----- Data to process

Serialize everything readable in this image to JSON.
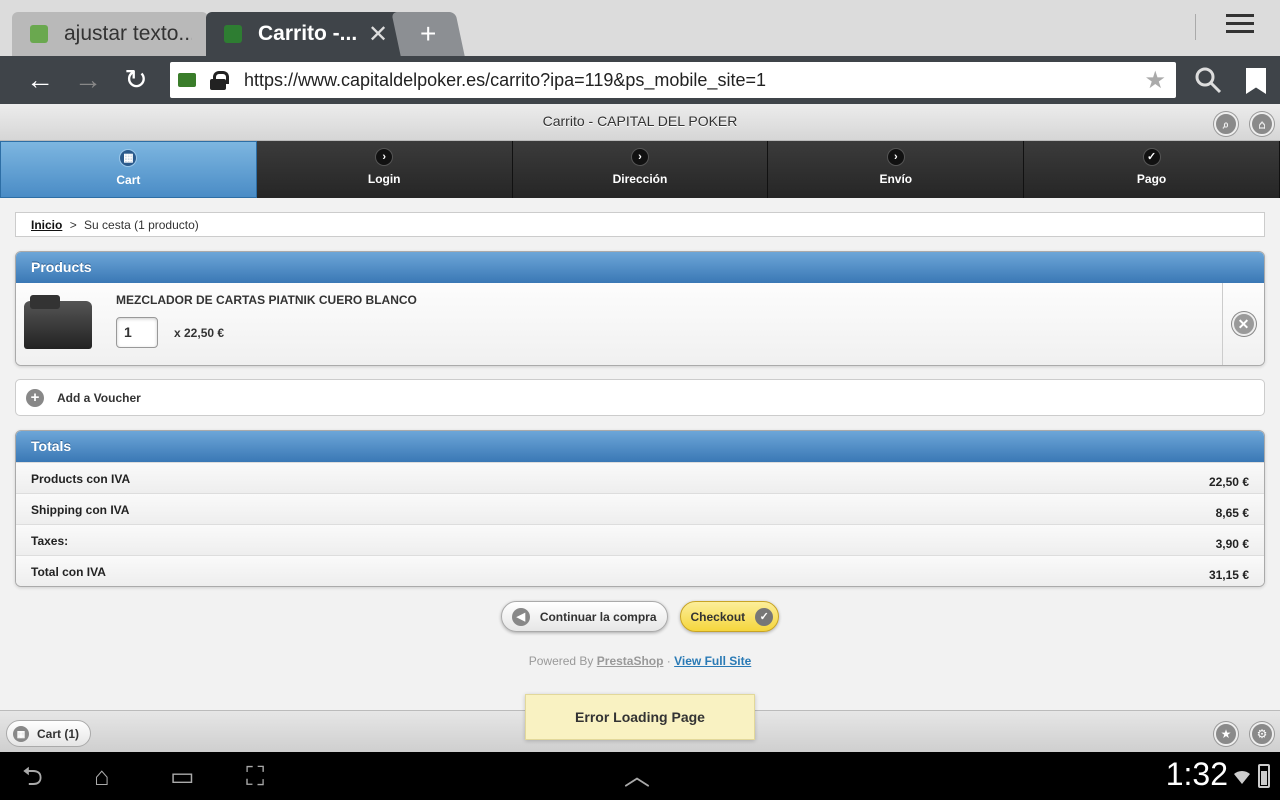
{
  "browser": {
    "tabs": [
      {
        "title": "ajustar texto..."
      },
      {
        "title": "Carrito -..."
      }
    ],
    "new_tab_label": "+",
    "close_tab_label": "✕",
    "url": "https://www.capitaldelpoker.es/carrito?ipa=119&ps_mobile_site=1"
  },
  "page": {
    "title": "Carrito - CAPITAL DEL POKER",
    "steps": [
      {
        "label": "Cart",
        "icon": "grid-icon",
        "active": true
      },
      {
        "label": "Login",
        "icon": "chevron-right-icon"
      },
      {
        "label": "Dirección",
        "icon": "chevron-right-icon"
      },
      {
        "label": "Envío",
        "icon": "chevron-right-icon"
      },
      {
        "label": "Pago",
        "icon": "check-icon"
      }
    ],
    "breadcrumb": {
      "home": "Inicio",
      "separator": ">",
      "current": "Su cesta (1 producto)"
    },
    "products": {
      "header": "Products",
      "items": [
        {
          "name": "MEZCLADOR DE CARTAS PIATNIK CUERO BLANCO",
          "quantity": "1",
          "price_text": "x 22,50 €"
        }
      ]
    },
    "voucher_label": "Add a Voucher",
    "totals": {
      "header": "Totals",
      "rows": [
        {
          "label": "Products con IVA",
          "value": "22,50 €"
        },
        {
          "label": "Shipping con IVA",
          "value": "8,65 €"
        },
        {
          "label": "Taxes:",
          "value": "3,90 €"
        },
        {
          "label": "Total con IVA",
          "value": "31,15 €"
        }
      ]
    },
    "buttons": {
      "continue": "Continuar la compra",
      "checkout": "Checkout"
    },
    "powered": {
      "prefix": "Powered By",
      "prestashop": "PrestaShop",
      "dot": "·",
      "full_site": "View Full Site"
    },
    "footer": {
      "cart_label": "Cart (1)"
    },
    "error_toast": "Error Loading Page"
  },
  "android": {
    "clock": "1:32"
  },
  "colors": {
    "accent_blue": "#4a8cc6",
    "checkout_yellow": "#f5d63d",
    "toolbar_dark": "#3f4449"
  }
}
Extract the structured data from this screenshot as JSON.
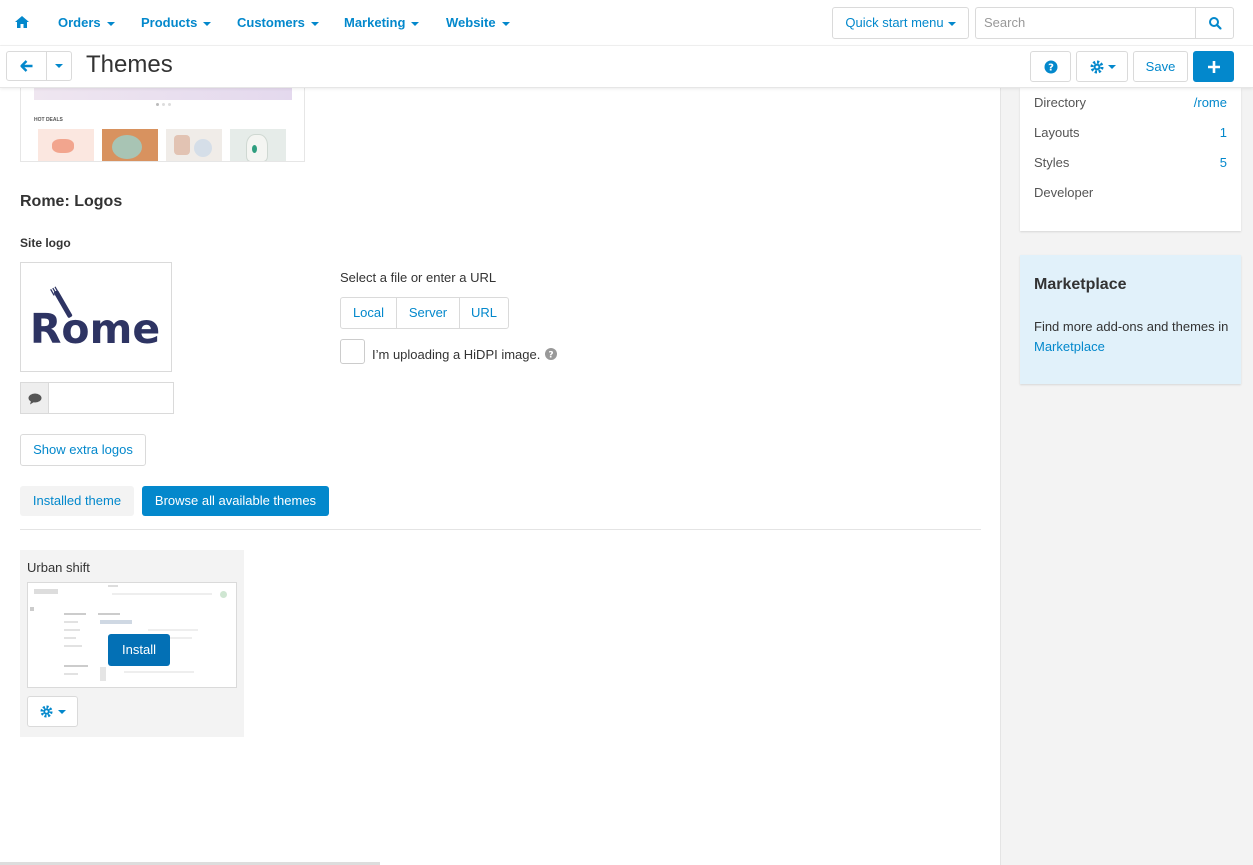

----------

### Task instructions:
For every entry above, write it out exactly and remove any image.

### Output for this task:
Serialize everything readable in this image to JSON.
{
  "browser": {
    "tabs": [
      {
        "title": "ajustar texto..."
      },
      {
        "title": "Carrito -..."
      }
    ],
    "new_tab_label": "+",
    "close_tab_label": "✕",
    "url": "https://www.capitaldelpoker.es/carrito?ipa=119&ps_mobile_site=1"
  },
  "page": {
    "title": "Carrito - CAPITAL DEL POKER",
    "steps": [
      {
        "label": "Cart",
        "icon": "grid-icon",
        "active": true
      },
      {
        "label": "Login",
        "icon": "chevron-right-icon"
      },
      {
        "label": "Dirección",
        "icon": "chevron-right-icon"
      },
      {
        "label": "Envío",
        "icon": "chevron-right-icon"
      },
      {
        "label": "Pago",
        "icon": "check-icon"
      }
    ],
    "breadcrumb": {
      "home": "Inicio",
      "separator": ">",
      "current": "Su cesta (1 producto)"
    },
    "products": {
      "header": "Products",
      "items": [
        {
          "name": "MEZCLADOR DE CARTAS PIATNIK CUERO BLANCO",
          "quantity": "1",
          "price_text": "x 22,50 €"
        }
      ]
    },
    "voucher_label": "Add a Voucher",
    "totals": {
      "header": "Totals",
      "rows": [
        {
          "label": "Products con IVA",
          "value": "22,50 €"
        },
        {
          "label": "Shipping con IVA",
          "value": "8,65 €"
        },
        {
          "label": "Taxes:",
          "value": "3,90 €"
        },
        {
          "label": "Total con IVA",
          "value": "31,15 €"
        }
      ]
    },
    "buttons": {
      "continue": "Continuar la compra",
      "checkout": "Checkout"
    },
    "powered": {
      "prefix": "Powered By",
      "prestashop": "PrestaShop",
      "dot": "·",
      "full_site": "View Full Site"
    },
    "footer": {
      "cart_label": "Cart (1)"
    },
    "error_toast": "Error Loading Page"
  },
  "android": {
    "clock": "1:32"
  },
  "colors": {
    "accent_blue": "#4a8cc6",
    "checkout_yellow": "#f5d63d",
    "toolbar_dark": "#3f4449"
  }
}
Extract the structured data from this screenshot as JSON.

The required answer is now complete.